Element data from apps and pages
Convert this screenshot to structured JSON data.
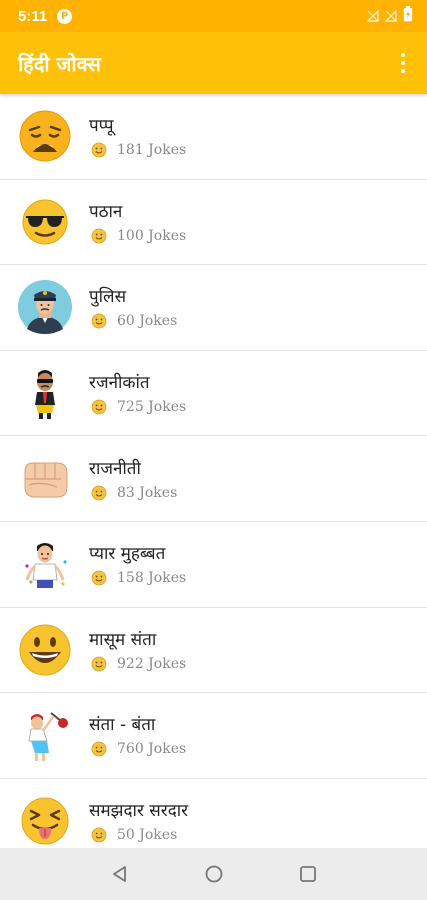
{
  "status": {
    "time": "5:11",
    "icons": [
      "p-notification-icon",
      "signal-off-icon",
      "signal-off-icon",
      "battery-icon"
    ]
  },
  "app_bar": {
    "title": "हिंदी जोक्स",
    "menu_icon": "more-vert-icon"
  },
  "colors": {
    "status_bar": "#FFB300",
    "app_bar": "#FFC107",
    "count_text": "#888888"
  },
  "categories": [
    {
      "title": "पप्पू",
      "count": "181 Jokes",
      "icon": "weary-face-icon"
    },
    {
      "title": "पठान",
      "count": "100 Jokes",
      "icon": "sunglasses-face-icon"
    },
    {
      "title": "पुलिस",
      "count": "60 Jokes",
      "icon": "police-officer-icon"
    },
    {
      "title": "रजनीकांत",
      "count": "725 Jokes",
      "icon": "rajnikant-cartoon-icon"
    },
    {
      "title": "राजनीती",
      "count": "83 Jokes",
      "icon": "fist-icon"
    },
    {
      "title": "प्यार मुहब्बत",
      "count": "158 Jokes",
      "icon": "love-cartoon-icon"
    },
    {
      "title": "मासूम संता",
      "count": "922 Jokes",
      "icon": "grinning-face-icon"
    },
    {
      "title": "संता - बंता",
      "count": "760 Jokes",
      "icon": "traveller-cartoon-icon"
    },
    {
      "title": "समझदार सरदार",
      "count": "50 Jokes",
      "icon": "tongue-face-icon"
    }
  ],
  "nav": {
    "back_icon": "back-triangle-icon",
    "home_icon": "home-circle-icon",
    "recents_icon": "recents-square-icon"
  }
}
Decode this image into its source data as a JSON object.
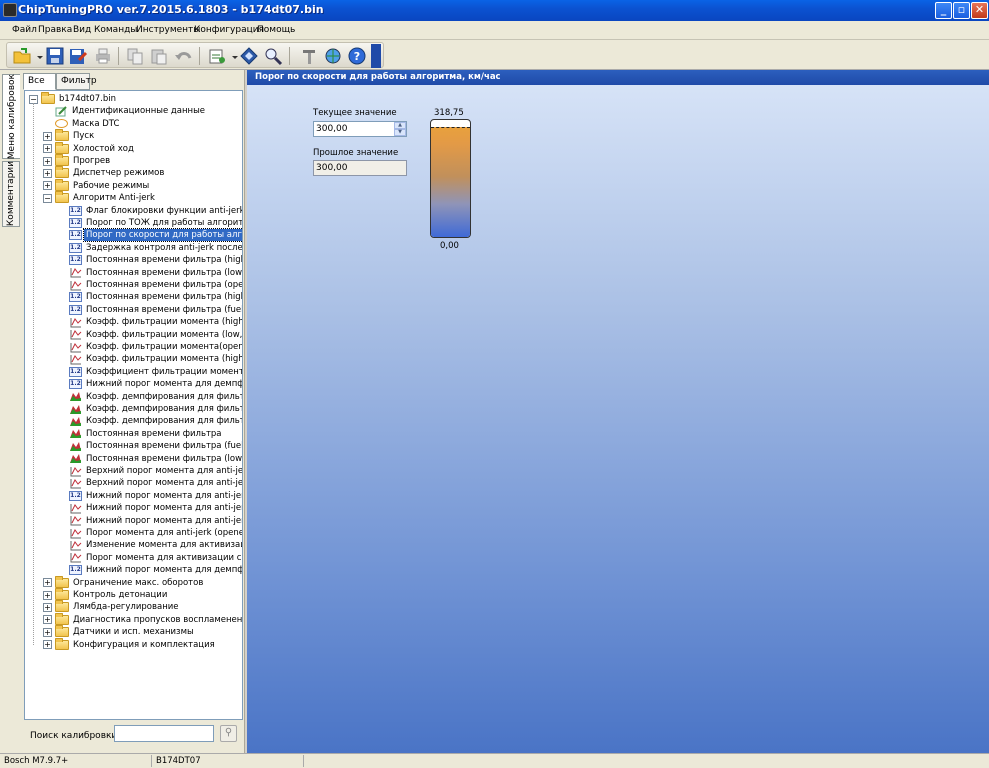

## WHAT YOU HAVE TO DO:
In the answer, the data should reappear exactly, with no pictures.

## EXERCISE RESULT:
Convert this screenshot to structured JSON data.
{
  "status": {
    "time": "5:11",
    "icons": [
      "p-notification-icon",
      "signal-off-icon",
      "signal-off-icon",
      "battery-icon"
    ]
  },
  "app_bar": {
    "title": "हिंदी जोक्स",
    "menu_icon": "more-vert-icon"
  },
  "colors": {
    "status_bar": "#FFB300",
    "app_bar": "#FFC107",
    "count_text": "#888888"
  },
  "categories": [
    {
      "title": "पप्पू",
      "count": "181 Jokes",
      "icon": "weary-face-icon"
    },
    {
      "title": "पठान",
      "count": "100 Jokes",
      "icon": "sunglasses-face-icon"
    },
    {
      "title": "पुलिस",
      "count": "60 Jokes",
      "icon": "police-officer-icon"
    },
    {
      "title": "रजनीकांत",
      "count": "725 Jokes",
      "icon": "rajnikant-cartoon-icon"
    },
    {
      "title": "राजनीती",
      "count": "83 Jokes",
      "icon": "fist-icon"
    },
    {
      "title": "प्यार मुहब्बत",
      "count": "158 Jokes",
      "icon": "love-cartoon-icon"
    },
    {
      "title": "मासूम संता",
      "count": "922 Jokes",
      "icon": "grinning-face-icon"
    },
    {
      "title": "संता - बंता",
      "count": "760 Jokes",
      "icon": "traveller-cartoon-icon"
    },
    {
      "title": "समझदार सरदार",
      "count": "50 Jokes",
      "icon": "tongue-face-icon"
    }
  ],
  "nav": {
    "back_icon": "back-triangle-icon",
    "home_icon": "home-circle-icon",
    "recents_icon": "recents-square-icon"
  }
}
Decode this image into its source data as a JSON object.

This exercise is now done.